Not only do men and women experience OCD at around the same rates, but the treatment for OCD in men and women are pretty much the same. In general, the type of OCD treatment one goes for totally depends on the individual. It depends on what sort of therapy they personally respond better to. It depends on the severity of the OCD and many other psychosocialogical and biological factors. 

We all experience OCD differently. There are so many different types of compulsions and obsessions. This is why there is no ‘one-size-fits-all’ when it comes to treatment. 

Typically, OCD will be treated with some form of therapy, with Cognitive Behavioural Therapy and Exposure Response Prevention being the preferred options for many. Medication might be prescribed alongside therapy by a doctor or certified healthcare professional. Medication should however be taken as an accompaniment to therapy treatment.

One study found that the OCD relapse rate in individuals who have been on a course of medication while simultaneously participating in Cognitive Behavioural Therapy was 20%, compared to a 90% OCD relapse rate in those who are solely on a limited course of medication. Always speak with your doctor before starting a course of medication. 

Sign that reads:

Give Yourself Time to Recover

It can take a few different tries before finding the right treatment plan for you.

It can be frustrating when we have to change course, however, we encourage you to be patient. Getting to the point of finding a treatment plan is already a huge achievement. You’ve had to recognize that there’s a problem, identify the problem with a healthcare professional, and then make the decision for yourself to get treatment. That’s huge!

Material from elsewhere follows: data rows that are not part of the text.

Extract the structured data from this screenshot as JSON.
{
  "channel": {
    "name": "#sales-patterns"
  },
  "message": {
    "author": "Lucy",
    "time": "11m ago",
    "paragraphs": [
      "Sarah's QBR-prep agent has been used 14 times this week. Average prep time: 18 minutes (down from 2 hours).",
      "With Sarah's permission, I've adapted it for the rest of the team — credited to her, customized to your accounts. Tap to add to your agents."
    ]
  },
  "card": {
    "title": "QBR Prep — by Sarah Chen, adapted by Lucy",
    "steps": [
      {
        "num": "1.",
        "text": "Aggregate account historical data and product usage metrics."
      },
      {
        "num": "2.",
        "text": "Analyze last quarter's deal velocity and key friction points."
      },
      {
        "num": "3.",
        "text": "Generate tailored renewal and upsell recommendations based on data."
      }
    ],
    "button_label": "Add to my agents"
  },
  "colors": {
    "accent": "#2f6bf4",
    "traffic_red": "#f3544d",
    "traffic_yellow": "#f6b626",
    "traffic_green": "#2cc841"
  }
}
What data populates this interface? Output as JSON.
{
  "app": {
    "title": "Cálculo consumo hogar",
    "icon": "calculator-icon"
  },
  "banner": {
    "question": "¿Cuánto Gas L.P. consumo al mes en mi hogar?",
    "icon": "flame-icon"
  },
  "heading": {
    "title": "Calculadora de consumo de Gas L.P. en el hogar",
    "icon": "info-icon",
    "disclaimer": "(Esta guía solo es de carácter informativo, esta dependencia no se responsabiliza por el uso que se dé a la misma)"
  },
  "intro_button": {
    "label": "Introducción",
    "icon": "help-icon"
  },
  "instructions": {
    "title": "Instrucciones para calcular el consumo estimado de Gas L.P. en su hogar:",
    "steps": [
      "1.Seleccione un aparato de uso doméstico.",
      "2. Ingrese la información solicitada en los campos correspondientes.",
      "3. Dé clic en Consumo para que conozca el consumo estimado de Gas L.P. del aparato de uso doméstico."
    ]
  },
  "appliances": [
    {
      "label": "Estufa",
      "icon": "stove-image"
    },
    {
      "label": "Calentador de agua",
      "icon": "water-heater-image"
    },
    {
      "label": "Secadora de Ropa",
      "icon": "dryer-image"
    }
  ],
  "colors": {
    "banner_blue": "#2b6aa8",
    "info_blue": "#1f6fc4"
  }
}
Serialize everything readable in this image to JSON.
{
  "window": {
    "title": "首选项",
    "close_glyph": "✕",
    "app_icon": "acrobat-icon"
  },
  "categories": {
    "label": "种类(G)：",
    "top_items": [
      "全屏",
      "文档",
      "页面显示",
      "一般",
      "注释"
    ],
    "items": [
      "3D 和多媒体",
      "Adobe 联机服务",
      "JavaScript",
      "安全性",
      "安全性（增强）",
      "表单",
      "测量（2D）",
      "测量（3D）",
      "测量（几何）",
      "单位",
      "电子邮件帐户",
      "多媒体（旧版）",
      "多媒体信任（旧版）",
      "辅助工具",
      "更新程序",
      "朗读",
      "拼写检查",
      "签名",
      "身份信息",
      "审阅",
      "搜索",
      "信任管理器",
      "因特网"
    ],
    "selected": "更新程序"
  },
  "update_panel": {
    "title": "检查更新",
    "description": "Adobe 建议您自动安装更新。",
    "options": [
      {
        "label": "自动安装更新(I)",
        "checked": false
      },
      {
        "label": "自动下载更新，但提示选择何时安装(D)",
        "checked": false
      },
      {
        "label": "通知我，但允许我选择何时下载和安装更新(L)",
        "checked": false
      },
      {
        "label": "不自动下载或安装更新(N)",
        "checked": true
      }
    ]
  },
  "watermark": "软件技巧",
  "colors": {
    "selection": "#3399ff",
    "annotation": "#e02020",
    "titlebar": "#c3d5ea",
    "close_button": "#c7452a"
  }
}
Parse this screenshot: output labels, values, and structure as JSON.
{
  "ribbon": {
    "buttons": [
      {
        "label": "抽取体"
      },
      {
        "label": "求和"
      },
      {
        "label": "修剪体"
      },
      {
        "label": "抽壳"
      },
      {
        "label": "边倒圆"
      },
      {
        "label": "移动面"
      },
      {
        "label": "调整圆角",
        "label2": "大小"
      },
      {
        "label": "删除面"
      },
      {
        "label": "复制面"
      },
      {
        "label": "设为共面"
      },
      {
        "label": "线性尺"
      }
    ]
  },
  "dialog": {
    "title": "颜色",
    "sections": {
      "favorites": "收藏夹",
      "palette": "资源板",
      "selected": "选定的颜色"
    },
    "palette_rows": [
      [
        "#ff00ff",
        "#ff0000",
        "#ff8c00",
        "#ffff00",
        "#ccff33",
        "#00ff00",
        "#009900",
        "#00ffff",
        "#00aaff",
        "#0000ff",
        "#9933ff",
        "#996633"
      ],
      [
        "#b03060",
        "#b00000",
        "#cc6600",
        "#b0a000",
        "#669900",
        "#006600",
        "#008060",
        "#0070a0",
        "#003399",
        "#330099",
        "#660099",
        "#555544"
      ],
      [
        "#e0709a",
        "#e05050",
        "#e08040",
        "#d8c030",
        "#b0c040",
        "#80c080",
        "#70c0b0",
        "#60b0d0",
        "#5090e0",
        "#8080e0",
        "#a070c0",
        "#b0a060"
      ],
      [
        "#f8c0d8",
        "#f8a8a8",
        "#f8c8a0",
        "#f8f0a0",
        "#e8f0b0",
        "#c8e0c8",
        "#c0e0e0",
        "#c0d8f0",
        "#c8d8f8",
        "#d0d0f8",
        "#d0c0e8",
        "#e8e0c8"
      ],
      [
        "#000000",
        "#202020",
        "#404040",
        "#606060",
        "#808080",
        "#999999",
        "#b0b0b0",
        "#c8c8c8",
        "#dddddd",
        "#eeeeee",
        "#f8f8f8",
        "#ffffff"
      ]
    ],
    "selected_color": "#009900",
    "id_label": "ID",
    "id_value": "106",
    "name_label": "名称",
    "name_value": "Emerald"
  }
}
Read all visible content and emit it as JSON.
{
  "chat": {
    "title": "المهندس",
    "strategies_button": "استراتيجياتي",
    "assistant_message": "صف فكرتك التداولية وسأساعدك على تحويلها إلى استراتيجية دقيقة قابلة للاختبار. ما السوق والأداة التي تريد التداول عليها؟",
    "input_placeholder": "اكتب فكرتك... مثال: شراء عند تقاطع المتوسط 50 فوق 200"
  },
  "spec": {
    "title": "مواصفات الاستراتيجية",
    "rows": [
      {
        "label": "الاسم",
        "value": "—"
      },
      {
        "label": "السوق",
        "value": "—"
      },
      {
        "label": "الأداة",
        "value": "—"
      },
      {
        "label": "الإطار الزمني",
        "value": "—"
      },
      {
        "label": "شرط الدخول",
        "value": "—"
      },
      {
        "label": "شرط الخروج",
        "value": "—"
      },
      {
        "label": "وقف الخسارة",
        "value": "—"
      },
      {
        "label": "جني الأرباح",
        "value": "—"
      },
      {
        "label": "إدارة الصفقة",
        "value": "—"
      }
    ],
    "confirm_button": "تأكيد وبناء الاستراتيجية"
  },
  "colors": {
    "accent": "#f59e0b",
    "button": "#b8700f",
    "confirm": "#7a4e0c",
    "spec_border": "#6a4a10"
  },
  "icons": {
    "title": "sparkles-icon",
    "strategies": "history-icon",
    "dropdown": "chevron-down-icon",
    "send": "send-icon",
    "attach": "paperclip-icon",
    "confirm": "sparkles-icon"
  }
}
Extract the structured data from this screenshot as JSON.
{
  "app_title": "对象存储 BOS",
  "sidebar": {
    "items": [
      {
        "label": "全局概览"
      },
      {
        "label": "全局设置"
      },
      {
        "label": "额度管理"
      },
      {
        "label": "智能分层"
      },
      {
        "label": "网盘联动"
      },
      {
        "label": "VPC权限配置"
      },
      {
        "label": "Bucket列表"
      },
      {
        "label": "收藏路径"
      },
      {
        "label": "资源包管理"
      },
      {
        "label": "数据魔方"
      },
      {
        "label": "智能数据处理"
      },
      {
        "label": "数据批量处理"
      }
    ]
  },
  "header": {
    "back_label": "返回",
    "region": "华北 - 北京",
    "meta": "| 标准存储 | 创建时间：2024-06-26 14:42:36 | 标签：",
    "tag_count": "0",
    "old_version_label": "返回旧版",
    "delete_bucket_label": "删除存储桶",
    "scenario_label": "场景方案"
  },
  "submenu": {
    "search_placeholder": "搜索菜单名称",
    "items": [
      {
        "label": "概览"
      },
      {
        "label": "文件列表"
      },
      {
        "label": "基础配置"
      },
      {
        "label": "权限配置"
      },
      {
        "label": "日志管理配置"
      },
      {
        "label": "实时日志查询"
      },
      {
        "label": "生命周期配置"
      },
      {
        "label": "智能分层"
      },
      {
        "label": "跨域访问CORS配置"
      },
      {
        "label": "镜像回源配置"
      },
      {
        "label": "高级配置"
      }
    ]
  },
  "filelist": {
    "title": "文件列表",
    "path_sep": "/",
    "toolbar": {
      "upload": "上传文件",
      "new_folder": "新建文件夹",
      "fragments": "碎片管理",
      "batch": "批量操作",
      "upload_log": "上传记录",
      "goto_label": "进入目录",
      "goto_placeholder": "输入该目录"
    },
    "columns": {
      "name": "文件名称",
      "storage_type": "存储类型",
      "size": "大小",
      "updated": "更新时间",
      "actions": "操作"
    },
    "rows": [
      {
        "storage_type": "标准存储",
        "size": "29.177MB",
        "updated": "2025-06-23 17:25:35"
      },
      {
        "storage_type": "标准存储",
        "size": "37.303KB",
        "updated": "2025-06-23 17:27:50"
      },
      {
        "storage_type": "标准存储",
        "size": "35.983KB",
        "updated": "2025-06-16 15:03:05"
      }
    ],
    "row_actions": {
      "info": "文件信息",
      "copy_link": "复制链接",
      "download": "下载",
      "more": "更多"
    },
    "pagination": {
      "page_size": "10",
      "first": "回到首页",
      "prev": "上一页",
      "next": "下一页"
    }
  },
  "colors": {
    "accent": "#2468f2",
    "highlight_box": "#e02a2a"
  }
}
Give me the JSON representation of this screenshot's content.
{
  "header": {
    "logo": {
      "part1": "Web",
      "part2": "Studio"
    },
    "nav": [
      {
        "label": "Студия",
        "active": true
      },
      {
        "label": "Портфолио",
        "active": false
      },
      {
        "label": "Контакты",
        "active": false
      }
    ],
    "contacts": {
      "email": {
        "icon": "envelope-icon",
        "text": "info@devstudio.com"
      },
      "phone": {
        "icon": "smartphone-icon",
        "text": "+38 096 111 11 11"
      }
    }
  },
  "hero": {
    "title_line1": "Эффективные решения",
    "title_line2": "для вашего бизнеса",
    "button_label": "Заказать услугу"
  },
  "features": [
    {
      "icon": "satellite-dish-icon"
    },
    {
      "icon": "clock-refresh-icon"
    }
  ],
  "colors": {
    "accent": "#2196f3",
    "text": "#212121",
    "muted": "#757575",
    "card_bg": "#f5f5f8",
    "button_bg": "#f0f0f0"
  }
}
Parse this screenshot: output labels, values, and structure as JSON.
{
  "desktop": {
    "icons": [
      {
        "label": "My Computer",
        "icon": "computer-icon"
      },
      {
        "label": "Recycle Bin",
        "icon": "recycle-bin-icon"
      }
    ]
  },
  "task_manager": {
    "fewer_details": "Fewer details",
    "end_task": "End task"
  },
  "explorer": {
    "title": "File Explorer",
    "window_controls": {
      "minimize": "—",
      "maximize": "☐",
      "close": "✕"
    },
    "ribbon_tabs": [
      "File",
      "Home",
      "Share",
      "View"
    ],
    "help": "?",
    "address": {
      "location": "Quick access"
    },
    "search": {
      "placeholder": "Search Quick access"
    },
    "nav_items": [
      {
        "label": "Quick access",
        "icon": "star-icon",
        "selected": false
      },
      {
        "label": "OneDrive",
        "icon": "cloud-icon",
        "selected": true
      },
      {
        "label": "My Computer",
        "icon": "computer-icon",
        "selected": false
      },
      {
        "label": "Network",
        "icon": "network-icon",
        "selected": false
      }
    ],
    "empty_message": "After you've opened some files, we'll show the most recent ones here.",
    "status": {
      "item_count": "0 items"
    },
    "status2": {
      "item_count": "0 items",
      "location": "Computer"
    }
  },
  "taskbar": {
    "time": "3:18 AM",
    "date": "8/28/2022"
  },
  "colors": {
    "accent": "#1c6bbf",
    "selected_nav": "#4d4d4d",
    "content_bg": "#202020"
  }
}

Give yourself the time it takes to recover. Don’t compare your recovery to anyone else’s. Again, we’re all individuals, and recovery looks different for all of us. If you’re on a treatment plan that you don’t feel is working, always be open with your healthcare professionals.